Sunday, 28 September 2008

Dungeons and Dragons and Key Stage 3 Maths

It sounds like the start of a bad joke doesn't it?

'I say, I say, I say. What do the role-playing game Dungeons & Dragons and Key Stage 3 Maths have in common?'

But it's not. It is, in fact, all to do with one teacher's attempts to involve his pupils in the demands of the modern Mathematics curriculum.

I immediately latched onto this article from the TES due to my long-held interest in fantasy gaming (in one of my many authorial guises I write Fighting Fantasy gamebooks and wargaming novels) and it makes for intriguing reading.

My one concern regarding such an approach is that having got hooked on role-playing games, how do you then get your mind out of the dungeon and back into the classroom. And that's just from the teacher's perspective!

What is Myrrh Anyway? Out this week!

Hark, I am the bearer of glad tidings, to you and all your kin. For lo, What is Myrrh Anyway? is out this week!

So that's all your Christmas shopping needs sorted, in one easy to read, easy to wrap book, that's the ideal size to fit inside your Christmas stocking!

What is Myrrh Anyway? hits the shops this Thursday, but you can already order it online at Amazon.

Ho, ho, ho.

Tuesday, 16 September 2008

SATs - Stress About Tests

A little controversy for a Tuesday night.

According to last week's TES, an online survey has revealed that many parents believe SATs cause too much stress in children and that they also have little or no confidence in the abilities of their children’s teachers.

Now - putting the SATs thing to one side for a moment - as a teacher and the parent of a child at school, I immediately feel very defensive about such a finding.
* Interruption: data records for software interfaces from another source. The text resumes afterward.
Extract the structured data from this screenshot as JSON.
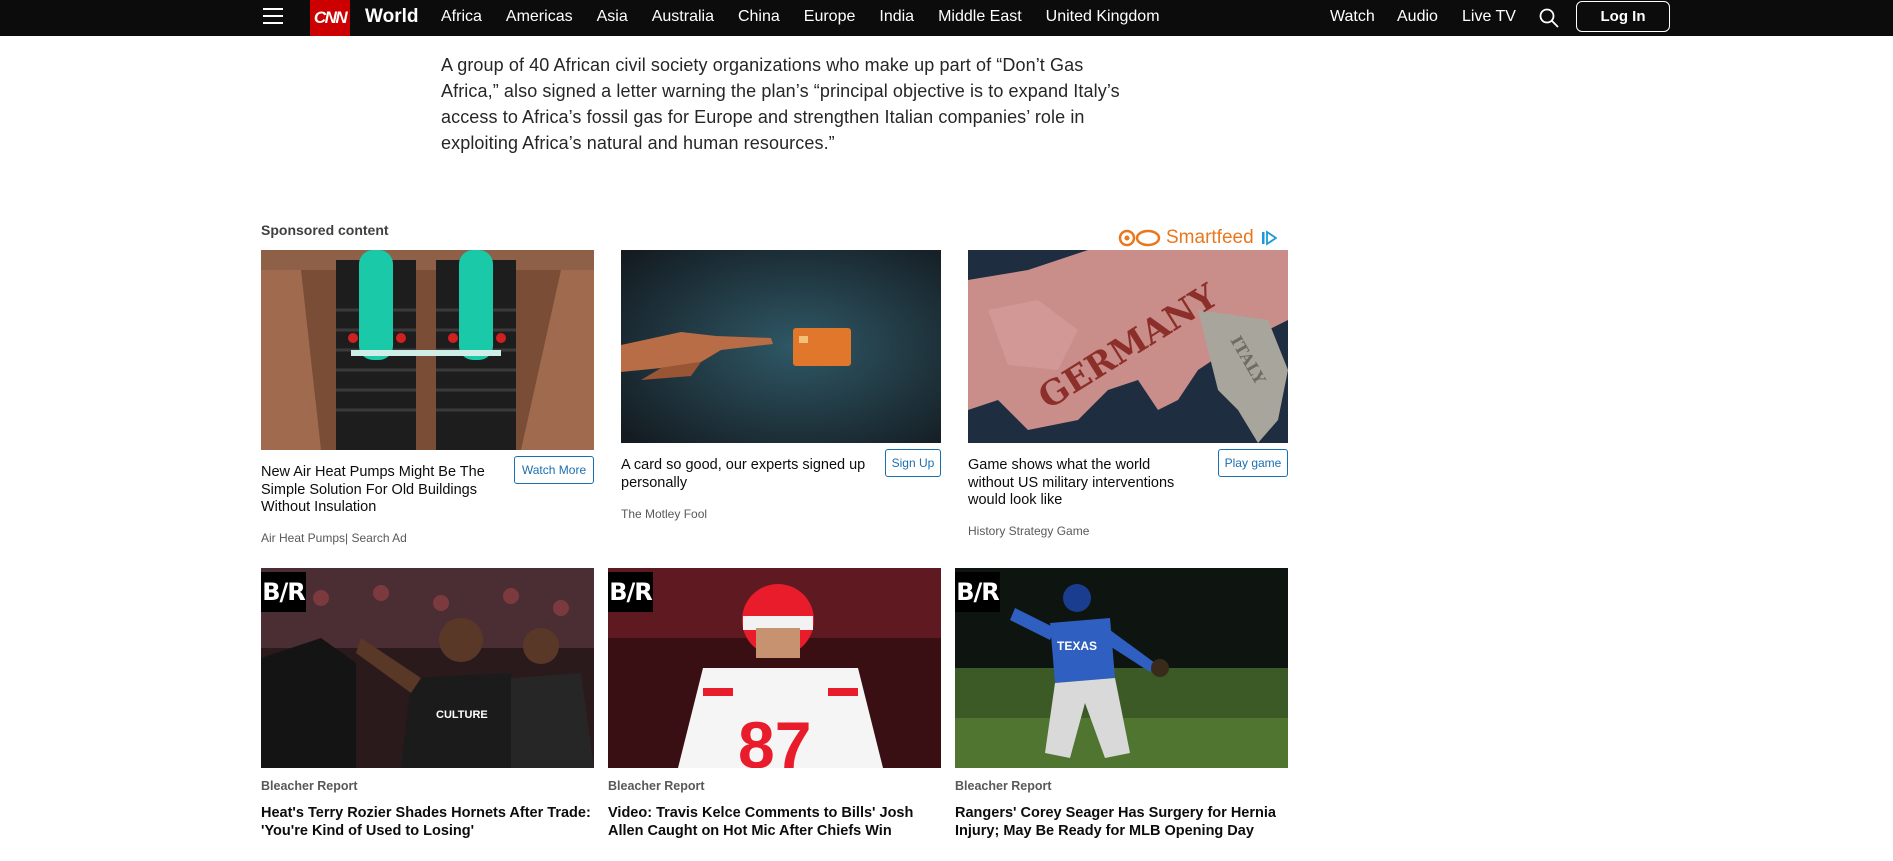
{
  "nav": {
    "logo": "CNN",
    "section": "World",
    "links": [
      "Africa",
      "Americas",
      "Asia",
      "Australia",
      "China",
      "Europe",
      "India",
      "Middle East",
      "United Kingdom"
    ],
    "right_links": [
      "Watch",
      "Audio",
      "Live TV"
    ],
    "login": "Log In"
  },
  "article": {
    "paragraph": "A group of 40 African civil society organizations who make up part of “Don’t Gas Africa,” also signed a letter warning the plan’s “principal objective is to expand Italy’s access to Africa’s fossil gas for Europe and strengthen Italian companies’ role in exploiting Africa’s natural and human resources.”"
  },
  "sponsored": {
    "label": "Sponsored content",
    "provider": "Smartfeed",
    "cards": [
      {
        "title": "New Air Heat Pumps Might Be The Simple Solution For Old Buildings Without Insulation",
        "source": "Air Heat Pumps| Search Ad",
        "cta": "Watch More"
      },
      {
        "title": "A card so good, our experts signed up personally",
        "source": "The Motley Fool",
        "cta": "Sign Up"
      },
      {
        "title": "Game shows what the world without US military interventions would look like",
        "source": "History Strategy Game",
        "cta": "Play game"
      }
    ]
  },
  "bleacher": {
    "badge": "B/R",
    "items": [
      {
        "source": "Bleacher Report",
        "title": "Heat's Terry Rozier Shades Hornets After Trade: 'You're Kind of Used to Losing'"
      },
      {
        "source": "Bleacher Report",
        "title": "Video: Travis Kelce Comments to Bills' Josh Allen Caught on Hot Mic After Chiefs Win"
      },
      {
        "source": "Bleacher Report",
        "title": "Rangers' Corey Seager Has Surgery for Hernia Injury; May Be Ready for MLB Opening Day"
      }
    ]
  },
  "image_text": {
    "map_main": "GERMANY",
    "map_secondary": "ITALY",
    "jersey_number": "87",
    "jersey_team": "TEXAS",
    "shirt_text": "CULTURE"
  },
  "colors": {
    "nav_bg": "#0c0c0c",
    "brand_red": "#cc0000",
    "smartfeed_orange": "#e9771e",
    "cta_blue": "#1a6fb0"
  }
}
But the fact remains that many parents do perceive teachers in this way, which is as much a damning comment about the image of education in this country as it is about any particular teacher's ability to do the job.

And certainly exams will always bring with them a certain amount of anxiety but the important thing is to learn to manage this stress. I suspect that some of those parents who think that SATs are too stressful for children are also the ones worrying about how their children will fair and so impose their own anxieties onto their children, making the whole thing a self-fulfilling prophecy.
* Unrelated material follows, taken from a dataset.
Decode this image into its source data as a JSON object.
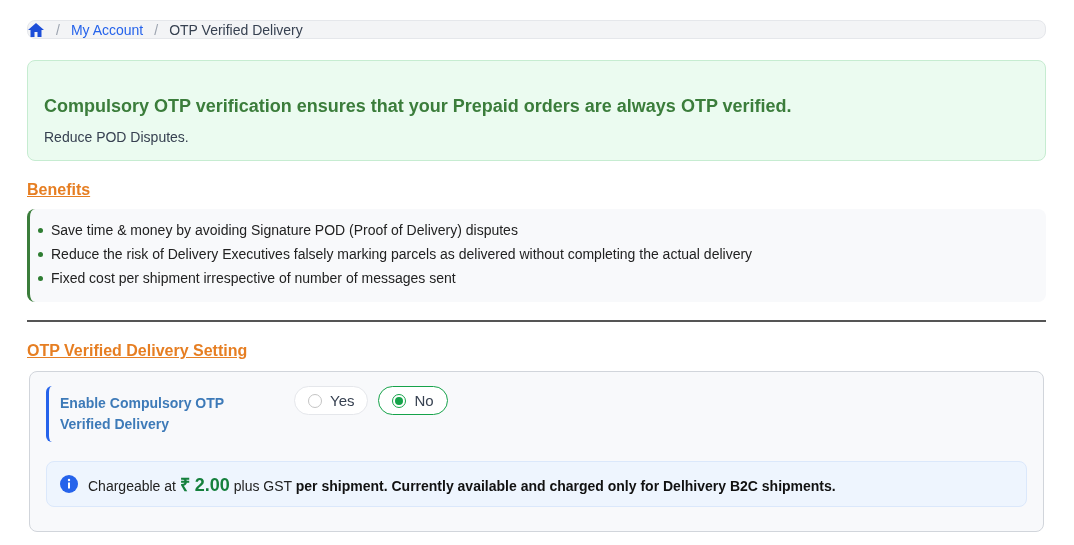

To read more about this topic click here. To find a simple solution to exam stress, click here, and take with a warm drink at bedtime.

Friday, 12 September 2008

What is Myrrh Anyway?

Much excitement in the Green househould this morning, as my author copies of What is Myrrh Anyway? have arrived. And for what started out as a relatively short stocking filler of a book, it's actually turned out to be quite a weighty little book on the subject of Christmas and its traditions.So if you've always wondered why Christmas Day falls on 25 December (and not the 15 Augcember, for anyone who's seen the new series of Harry and Paul on BBC1), or can't understand why Brussels sprouts are always on the menu for Christmas dinner, then this little Christmas cracker of a book is the one for you.

The book isn't officially published by Icon Books until 2 October, but it is available to pre-order over on Amazon. And you can discover more fun and fascinating facts about the festive season over on the dedicated What is Myrrh Anyway? blog.

Ho, ho, ho.

Wednesday, 10 September 2008

The Big Bang: Take 2

This morning, scientists on the Franco-Swiss border will flip the switch on the Large Hadron Collider (LHC) - a.k.a. The Big Bang Machine - a 12 storey high, 17-mile long underground ring, built at a cost of £5b, buried more than 300ft under the Alpine foothills, where subatomic particles will be accelerated to astonishing speeds and then smashed into each other.

The LHC will blast protons - one of the building blocks of atoms - at a velocity close to the speed of light, generating temperatures of more than a trillion degrees centigrade. Each proton beam will pack as much energy as a Eurostar train travelling at 150 kilometres per hour. The resulting collisions will hopefully replicate conditions found in the moments following the Big Bang - or the beginning of the universe - and scientists will study the fallout. Let's just hope nothing goes wrong!

And if you're worried that man's meddling is going to create a black hole under the Alps which will suck the Earth into it, then have a look at this to help calm your nerves.

Monday, 8 September 2008

Match Wits at the Science Museum

I was at London's Science Museum on Sunday and popped into the branch of Waterstone's that they have there - an occupational hazard when you're a writer. I was very pleased to see that they had The Horror of Howling Hill (my Doctor Who adventure) there among the other DW merchandise, but also Match Wits with the Kids.

There's plenty in the Science section of Match Wits that you can tie to exhibits at the Science Museum, which has many practical models to help demonstrate how things work. There are even links to the History section with the development of the Industrial Revolution.

From the shelves of the museum bookshop it was quite clear that there has been a recent explosion in books about school and schooling aimed at adults, everything from Homework for Grown-Ups to England: 1000 Things You Need to Know.

But if you want one all-encompassing book that takes the subject seriously (whilst presenting it in a light-hearted way), that keeps it up to date and relevant for the modern generation of school-goers as well, then you can't beat Match Wits with the Kids.